RESEARCH linking cold water swimming to dementia should not be interpreted as a public health message that regular dips in a freezing loch will protect you against the disease, the professor leading the study has cautioned.

Scientists detected markedly elevated levels of a “cold-shock” protein in the blood of regular winter swimmers at London’s Parliament Hill Lido which they found could slow the onset of dementia and even repair some of the damage in trials involving mice.

The prorein, RBM3, had also been found in hibernating mammals, whose brain connections are lost over winter but repair when they awake in Spring. However, it had not been detected in human blood until this point.

All of the swimmers become hypothermic, with core temperatures as low as 34C.
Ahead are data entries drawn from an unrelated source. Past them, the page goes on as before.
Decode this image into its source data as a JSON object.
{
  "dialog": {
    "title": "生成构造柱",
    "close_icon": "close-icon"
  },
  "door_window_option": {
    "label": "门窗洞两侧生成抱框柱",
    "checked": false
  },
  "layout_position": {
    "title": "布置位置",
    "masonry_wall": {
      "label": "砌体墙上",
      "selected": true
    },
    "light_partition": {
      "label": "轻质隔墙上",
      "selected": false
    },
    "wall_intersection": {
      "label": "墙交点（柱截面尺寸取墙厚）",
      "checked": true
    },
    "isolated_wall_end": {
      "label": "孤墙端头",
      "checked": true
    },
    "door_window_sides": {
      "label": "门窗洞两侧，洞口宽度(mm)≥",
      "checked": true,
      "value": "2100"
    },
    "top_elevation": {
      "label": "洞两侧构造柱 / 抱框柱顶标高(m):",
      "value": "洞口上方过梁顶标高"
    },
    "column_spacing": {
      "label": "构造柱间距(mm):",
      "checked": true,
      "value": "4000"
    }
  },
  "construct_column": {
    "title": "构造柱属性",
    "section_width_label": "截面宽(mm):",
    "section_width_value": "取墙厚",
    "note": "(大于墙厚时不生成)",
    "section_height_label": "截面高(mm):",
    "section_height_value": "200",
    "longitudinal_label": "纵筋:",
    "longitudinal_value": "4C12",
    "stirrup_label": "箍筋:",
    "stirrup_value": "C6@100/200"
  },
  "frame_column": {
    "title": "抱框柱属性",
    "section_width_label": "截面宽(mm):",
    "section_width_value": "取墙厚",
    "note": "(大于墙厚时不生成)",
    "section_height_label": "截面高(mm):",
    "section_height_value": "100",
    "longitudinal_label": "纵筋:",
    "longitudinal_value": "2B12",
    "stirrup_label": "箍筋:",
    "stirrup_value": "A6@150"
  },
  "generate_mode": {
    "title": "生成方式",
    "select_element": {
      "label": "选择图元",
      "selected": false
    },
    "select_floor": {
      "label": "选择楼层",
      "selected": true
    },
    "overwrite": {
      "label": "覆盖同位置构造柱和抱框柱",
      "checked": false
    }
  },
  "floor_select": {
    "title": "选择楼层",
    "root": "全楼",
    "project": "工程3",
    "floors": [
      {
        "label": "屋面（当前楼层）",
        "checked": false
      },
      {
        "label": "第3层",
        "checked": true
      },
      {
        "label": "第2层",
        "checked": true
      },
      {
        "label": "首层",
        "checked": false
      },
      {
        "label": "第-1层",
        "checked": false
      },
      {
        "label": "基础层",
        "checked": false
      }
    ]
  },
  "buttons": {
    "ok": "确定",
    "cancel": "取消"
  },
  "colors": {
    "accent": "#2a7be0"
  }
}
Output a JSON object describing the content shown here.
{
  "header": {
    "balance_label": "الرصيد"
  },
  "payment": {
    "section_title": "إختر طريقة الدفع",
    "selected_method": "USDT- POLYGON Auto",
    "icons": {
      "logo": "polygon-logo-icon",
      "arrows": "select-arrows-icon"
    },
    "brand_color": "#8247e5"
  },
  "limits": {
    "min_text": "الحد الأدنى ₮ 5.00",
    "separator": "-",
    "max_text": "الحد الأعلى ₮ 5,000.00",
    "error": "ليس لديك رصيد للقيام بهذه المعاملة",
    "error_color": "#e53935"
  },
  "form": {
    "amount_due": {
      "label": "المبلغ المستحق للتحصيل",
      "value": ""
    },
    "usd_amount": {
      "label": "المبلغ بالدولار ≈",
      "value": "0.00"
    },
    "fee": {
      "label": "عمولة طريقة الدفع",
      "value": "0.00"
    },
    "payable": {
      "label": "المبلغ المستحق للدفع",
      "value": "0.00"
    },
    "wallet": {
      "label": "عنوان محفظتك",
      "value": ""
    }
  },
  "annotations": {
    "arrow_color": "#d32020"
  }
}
READ MORE: Screening for Alzheimer's could be a reality within five years as study warns of 12 'risk factors' for dementia

Professor Giovanna Mallucci, who runs the UK Dementia Research Institute’s Centre at the University of Cambridge, which carried out the study, urged caution with the findings.

She said: “What you are not going to get is that anyone who swims in cold water is protected from dementia. 

“I’m a scientist, I’m absolutely not here to advocate on behaviour. I caution against getting cold – that has an immediate acute risk to people.”

However she added: “These are things that are going to be a contribution towards having factors around that help you repair your brain cells.”

READ MORE: The Scots area classed as one of the best in the world in dealing with dementia 

Another study in Berlin found that cooling cardiac patients during heart surgery also produced the same protein, but according to Prof Mallucci the effect is likely to be temporary.


She said there would be “no easy link” tying the findings to countries such as Finland, where the benefits of a hot sauna then a cold plunge are touted, or to people who live in colder climates. 

She said: “There are all sorts of confounding factors that affect mortality.

“We are what is called homoeotherm so we as human beings so we keep our body temperature at 37, whether we live in the Arctic circle or the Sahara. People who live in the Arctic circle don’t have a lower body temperature, neither do they get cold if they can help it. 

“We are the nutters that go cold water swimming, you wouldn’t catch an Eskimo doing that.”

The crucial part of the research, she said, is the discovery of a protein which can help the brain repair itself.

She said: “What’s very exciting is that it harnesses the brain’s own capacity to repair itself. 

READ MORE: Think Dementia factsheet: Young onset dementia 

“It’s taking something that happens normally and amplifying it.  Will we get a drug out of it? I don’t know but it’s certainly very impactful in the experimental model and that’s all we can say.

“Because cooling is dangerous and you can’t do it for long, the idea is we have discovered the pathway that leads to this protein, then the next step is to find a drug or a way of increasing it that will protect the brain.

For those who advocate open water swimming the latest study has reinforced what they believe is a health-improving pastime.

Colin Campbell of Scottish Swimmer Open Water Swim Coaching is about to launch a social enterprise which aims to improve access to the sport.

He said: “I hugely welcome another piece of evidence-based research that confirms what most open water swimmers already know: that regular swims in cold water are great for your mental and physical health.

“I would, however, advise those new to the sport to approach it cautiously and to learn from experienced swimmers or a coach,

“I hope we will continue to see more scientific research that demonstrates the sport’s incredible health benefits."

“I’m sure they would have a willing army of volunteers.”

Dr Sophie Bradley, who is part of the Scottish Dementia Research Consortium, welcomed the findings.

She said: "This exciting study follows on from a previous discovery from the Mallucci laboratory whereby the scientists discovered that a so-called “cold shock” protein, RBM3, is responsible for stimulating the reformation of connections between brain cells following cooling.

"However, this is a very early study, and it remains to be tested whether drugs can be developed to stimulate the production of this protein and protect against disease progression."


The Herald's Think Dementia campaign aims to improve care standards for dementia patients in Scotland.